|Management and Scheduling||In Ansible, instantaneous deployments are possible because the server pushes configurations to the nodes. When it comes to scheduling, Ansible Tower, the enterprise version, has the capabilities while it is absent in the free version.||In Terraform, resource schedulers work similarly as providers enabling it to request resources from them. Thus, it is just not limited to physical providers such as AWS, allowing its use in layers. Terraform can be used to provision onto the scheduled grid, as well as setting up the physical infrastructure running the schedulers.|
|Ease of Setup and Use||Ansible is simpler to install and use. It has a master without agents, running on the client machines. The fact that it is agentless contributes significantly to its simplicity. Ansible uses YAML syntax, written in the Python language, that comes built-in most Linux and Unix deployments.||Terraform is also simpler to understand when it comes to its setup as well as usage. It even allows users to use a proxy server if required to run the installer.|
|Availability:||Ansible has a secondary node in case an active node falls.||Not Applicable in Terraform’s case.|
|Scalability:||Scalability is easier to achieve||Scalability is comparatively easily achieved|
|Modules||Ansible’s repository or library is called Ansible Galaxy. It does not have separate sorting capabilities and requires manual intervention.||In Terraform’s case, modules allow users to abstract away any reusable parts. These parts can be configured once and can be used everywhere. It thus enables users to group resources, as well as defining input and output variables.|
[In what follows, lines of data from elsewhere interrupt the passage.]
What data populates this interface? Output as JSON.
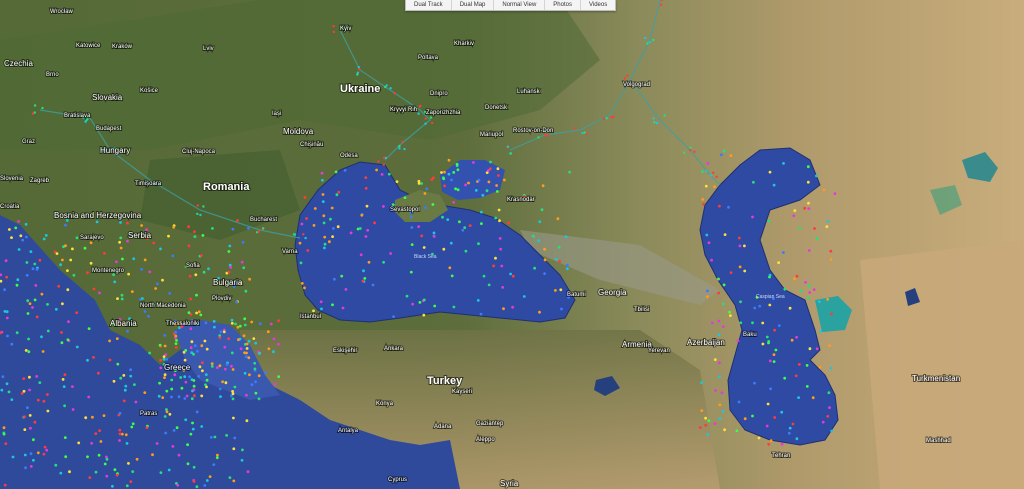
{
  "tabs": [
    "Dual Track",
    "Dual Map",
    "Normal View",
    "Photos",
    "Videos"
  ],
  "countries": [
    {
      "id": "czechia",
      "label": "Czechia"
    },
    {
      "id": "slovakia",
      "label": "Slovakia"
    },
    {
      "id": "ukraine",
      "label": "Ukraine"
    },
    {
      "id": "moldova",
      "label": "Moldova"
    },
    {
      "id": "hungary",
      "label": "Hungary"
    },
    {
      "id": "romania",
      "label": "Romania"
    },
    {
      "id": "bosnia",
      "label": "Bosnia and Herzegovina"
    },
    {
      "id": "serbia",
      "label": "Serbia"
    },
    {
      "id": "bulgaria",
      "label": "Bulgaria"
    },
    {
      "id": "montenegro",
      "label": "Montenegro"
    },
    {
      "id": "north-macedonia",
      "label": "North Macedonia"
    },
    {
      "id": "albania",
      "label": "Albania"
    },
    {
      "id": "greece",
      "label": "Greece"
    },
    {
      "id": "turkey",
      "label": "Turkey"
    },
    {
      "id": "georgia",
      "label": "Georgia"
    },
    {
      "id": "armenia",
      "label": "Armenia"
    },
    {
      "id": "azerbaijan",
      "label": "Azerbaijan"
    },
    {
      "id": "turkmenistan",
      "label": "Turkmenistan"
    },
    {
      "id": "syria",
      "label": "Syria"
    },
    {
      "id": "croatia",
      "label": "Croatia"
    },
    {
      "id": "slovenia",
      "label": "Slovenia"
    }
  ],
  "cities": [
    {
      "id": "wroclaw",
      "label": "Wrocław"
    },
    {
      "id": "katowice",
      "label": "Katowice"
    },
    {
      "id": "krakow",
      "label": "Kraków"
    },
    {
      "id": "lviv",
      "label": "Lviv"
    },
    {
      "id": "kyiv",
      "label": "Kyiv"
    },
    {
      "id": "kharkiv",
      "label": "Kharkiv"
    },
    {
      "id": "poltava",
      "label": "Poltava"
    },
    {
      "id": "brno",
      "label": "Brno"
    },
    {
      "id": "kosice",
      "label": "Košice"
    },
    {
      "id": "bratislava",
      "label": "Bratislava"
    },
    {
      "id": "budapest",
      "label": "Budapest"
    },
    {
      "id": "graz",
      "label": "Graz"
    },
    {
      "id": "cluj",
      "label": "Cluj-Napoca"
    },
    {
      "id": "iasi",
      "label": "Iași"
    },
    {
      "id": "chisinau",
      "label": "Chișinău"
    },
    {
      "id": "odesa",
      "label": "Odesa"
    },
    {
      "id": "dnipro",
      "label": "Dnipro"
    },
    {
      "id": "zaporizhzhia",
      "label": "Zaporizhzhia"
    },
    {
      "id": "kryvyi-rih",
      "label": "Kryvyi Rih"
    },
    {
      "id": "donetsk",
      "label": "Donetsk"
    },
    {
      "id": "luhansk",
      "label": "Luhansk"
    },
    {
      "id": "mariupol",
      "label": "Mariupol"
    },
    {
      "id": "rostov",
      "label": "Rostov-on-Don"
    },
    {
      "id": "volgograd",
      "label": "Volgograd"
    },
    {
      "id": "krasnodar",
      "label": "Krasnodar"
    },
    {
      "id": "sevastopol",
      "label": "Sevastopol"
    },
    {
      "id": "zagreb",
      "label": "Zagreb"
    },
    {
      "id": "timisoara",
      "label": "Timișoara"
    },
    {
      "id": "sarajevo",
      "label": "Sarajevo"
    },
    {
      "id": "bucharest",
      "label": "Bucharest"
    },
    {
      "id": "varna",
      "label": "Varna"
    },
    {
      "id": "sofia",
      "label": "Sofia"
    },
    {
      "id": "plovdiv",
      "label": "Plovdiv"
    },
    {
      "id": "thessaloniki",
      "label": "Thessaloniki"
    },
    {
      "id": "istanbul",
      "label": "Istanbul"
    },
    {
      "id": "eskisehir",
      "label": "Eskişehir"
    },
    {
      "id": "ankara",
      "label": "Ankara"
    },
    {
      "id": "konya",
      "label": "Konya"
    },
    {
      "id": "kayseri",
      "label": "Kayseri"
    },
    {
      "id": "antalya",
      "label": "Antalya"
    },
    {
      "id": "adana",
      "label": "Adana"
    },
    {
      "id": "gaziantep",
      "label": "Gaziantep"
    },
    {
      "id": "aleppo",
      "label": "Aleppo"
    },
    {
      "id": "tbilisi",
      "label": "Tbilisi"
    },
    {
      "id": "yerevan",
      "label": "Yerevan"
    },
    {
      "id": "baku",
      "label": "Baku"
    },
    {
      "id": "tehran",
      "label": "Tehran"
    },
    {
      "id": "mashhad",
      "label": "Mashhad"
    },
    {
      "id": "batumi",
      "label": "Batumi"
    },
    {
      "id": "cyprus",
      "label": "Cyprus"
    },
    {
      "id": "patras",
      "label": "Patras"
    }
  ],
  "seas": [
    {
      "id": "black-sea",
      "label": "Black Sea"
    },
    {
      "id": "caspian-sea",
      "label": "Caspian Sea"
    }
  ]
}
|GUI||Less developed is Ansible’s GUI, first introduced as a command-line only tool. Even though the enterprise version offers a UI, it still falls short of expectations suffering from syncing issues with the command-line.||Only third party GUIs are available for Terraform. For example, Codeherent’s Terraform GUI.|
|Support||Ansible also includes two levels of professional support for its enterprise version. Additionally, AnsibleFest, which is a big gathering of users and contributors, is held annually. The community behind it is smaller when compared to Puppet.||Terraform provides direct access to HashiCorp’s support channel through a web portal.|
Final Note 😎
Terraform was designed with immutability in mind. It is a provisioning tool that deals with immutable infrastructures in a native way. This makes it a good choice when you reject configuration management tools. The tool is more intuitive for infrastructure orchestration because it was created for it and all of its updates are dedicated to that.
Ansible is optimized for configuration management and although it can perform orchestration tasks it is better to use the best (and fastest) tool for the given task.
Terraform and Ansible have their fair share of similarities, along with some dissimilarities. Both tools help in deploying code and infrastructure in repeatable environments that possess complex requirements. However, if you take a practical approach, it is advisable to use Terraform for the purpose of orchestration and Ansible for configuration management.
As day by day data centers are increasing in their complexity, each of these tools finds its space in the development process. Nevertheless, you should be aware of the limitations of both before employing them in your workforce.